Gaining Mugabe's endorsement will also be crucial. After all, the long-time president still dominates the party, and through ZANU-PF history Mugabe's hand has been central in ensuring the rise or fall of various politicians.
Looking to his successor, Mugabe's will presumably want a leader that can keep the party together, but crucially also one who will allow him to continue playing a part in politics from behind the scenes. The person who seems to fit this bill closest is the figure who has long been considered Mugabe's blue-eyed boy, Mnangagwa, and there have been signs that he is indeed Mugabe's preferred candidate.
For example, when Mugabe held a press conference on the eve of the July 2013 election, he was flanked by the press secretary on one side and Mnangagwa on the other. Asked if Mnangagwa's presence meant he was next in line to the throne, Mugabe seemed to be caught off guard and hastily claimed the then defence minister had just dropped by for a visit. In more concrete terms, however, it is notable that Mugabe has always assigned important government ministries to Mnangagwa - including state security, home affairs, defence and justice - and that Mnangagwa is believed to be one of just a few ZANU-PF officials allowed to maintain direct and close ties to Zimbabwe's security community, a privilege not understood to be granted to Mujuru.
It is possible Mugabe considers Mujuru more of a lightweight than the hard-line Mnangagwa and may believe she will struggle to deal with the opposition, foreign interests, and the party's internal tensions. He may also be concerned that ZANU-PF's image of being a fearless revolutionary party will be lost under Mujuru.
In fact, Mugabe's ties to Mujuru have always been somewhat opportunistic, with the president arguably maintaining close links with her to appease Solomon Mujuru, Joice's powerful late husband.
Team Mnangagwa vs. Team Mujuru
Nevertheless, Mugabe has yet to explicitly name his preferred successor, and over the coming year, a political civil war is likely to wage between the two hopefuls. In this fight, Mujuru may have won the provincial election battle, but Mnangagwa arguably has behind him the country's most canny strategists with the experience and vision to devise an overall victory. The most notable of these are Jonathan Moyo and Patrick Chinamasa, a formidable duo that helped deliver various electoral victories for Mugabe, though Mnangagwa also has the support of other senior ZANU-PF figures who could prove useful.
By contrast, Mujuru's faction looks weaker. The most conspicuous politician in her faction is probably Didymus Mutasa, a politburo member who many believe constitutes little threat, while the same could be said of ZANU-PF spokesperson Rugare Gumbo, another figure believed to be loyal to Mujuru.
A joint presidency?
How things will pan out over 2014 and which candidate finally achieves their long-held ambition of becoming the next presidential nominee remains to be seen. All eyes are on the party congress in December.
However, in many ways, whatever happens at that conference will not be the end of the story, but just the latest chapter in the Mujuru-Mnangagwa rivalry.

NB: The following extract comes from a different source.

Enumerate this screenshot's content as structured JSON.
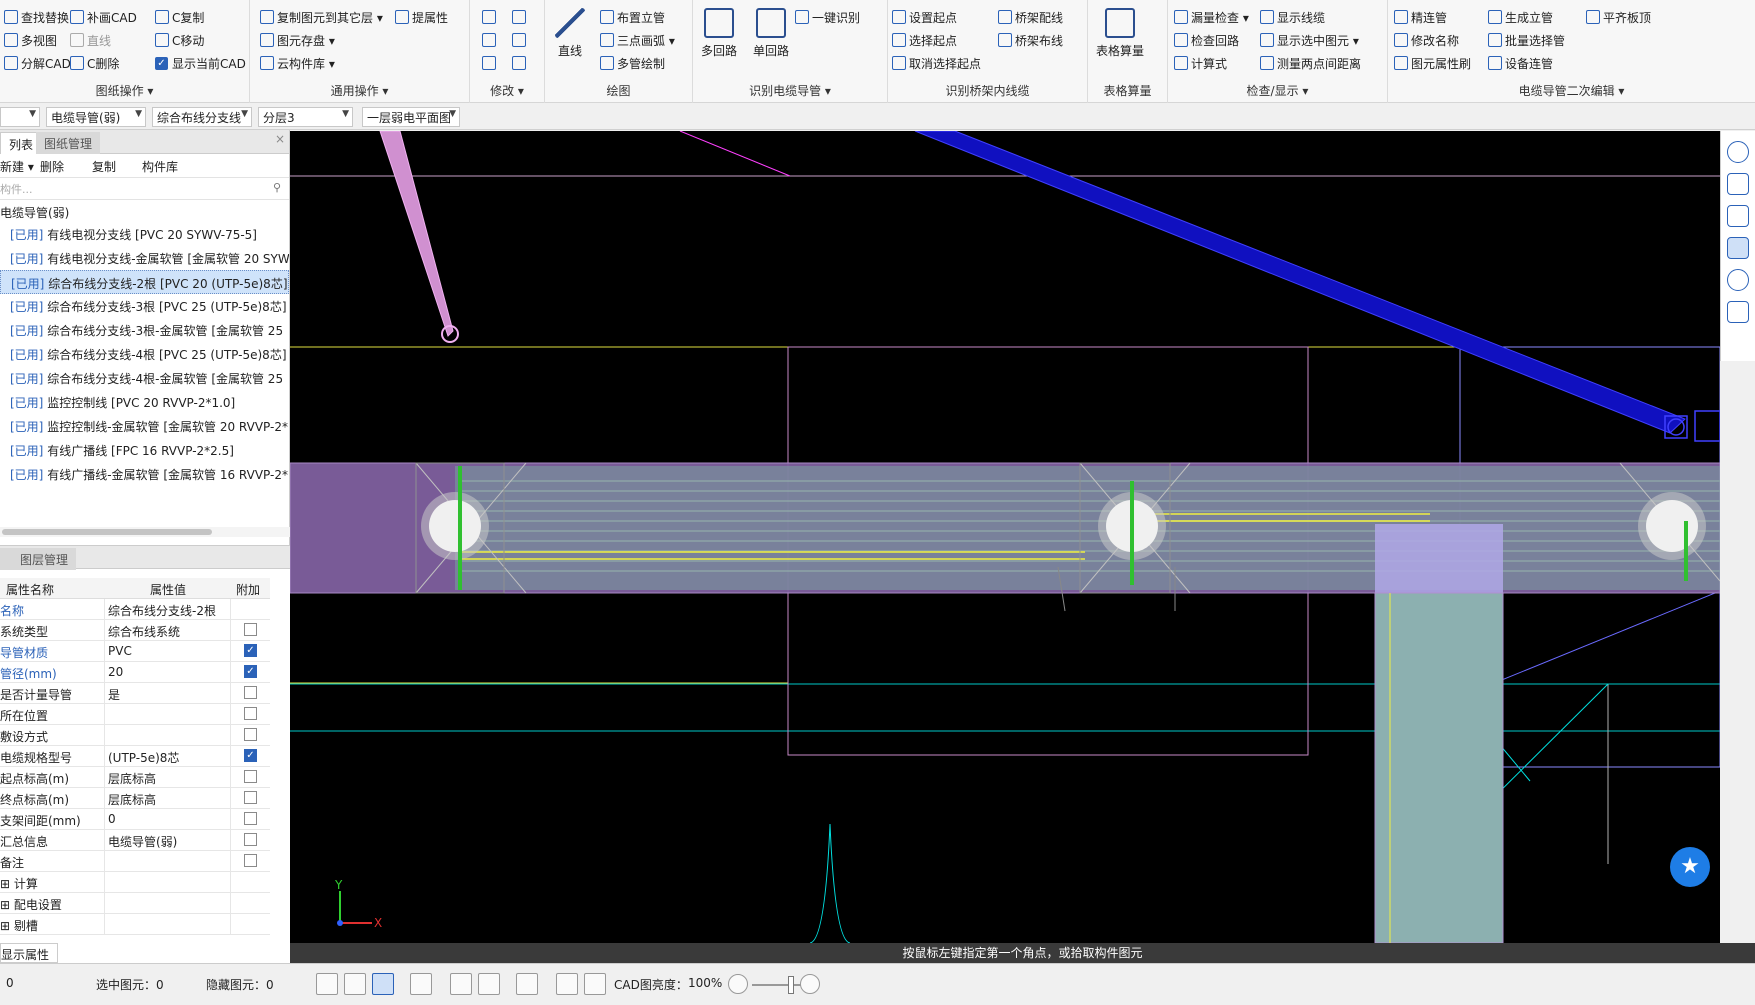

Indeed, it is highly improbable that a single person will dominate the party as Mugabe has, and whichever faction wins will have to ensure the other faction does not feel like it lost too badly.
After all, if Mujuru takes over ZANU-PF, she will not only have to appease Mnangagwa's ambitious allies for the sake of unity, but also probably concede considerable power in order to secure the electoral experience of his faction with the 2018 general elections in sight.
On the other hand, if Mnangagwa emerges victorious, he too will have to be generous to Mujuru's faction in order to retain the support of the party's lower ranks, the vice-president's power base, in the same interests of cohesion and electoral success.
Thus, whichever group triumphs, it is unlikely to drive the other into obscurity. It is more likely that the two leaders will share power to a large degree, at least in the short-term, resulting in a dual power regime within the party, with the leadership role itself being largely nominal. It seems the political tale of Mujuru vs. Mnangagwa is destined to drag on for quite some time yet.
Simukai Tinhu is a political and economic analyst with an academic background in African politics (University of Cambridge). He is the Editor of Maximum Africa Journal, a weekly African affairs magazine. Follow him on twitter @STinhu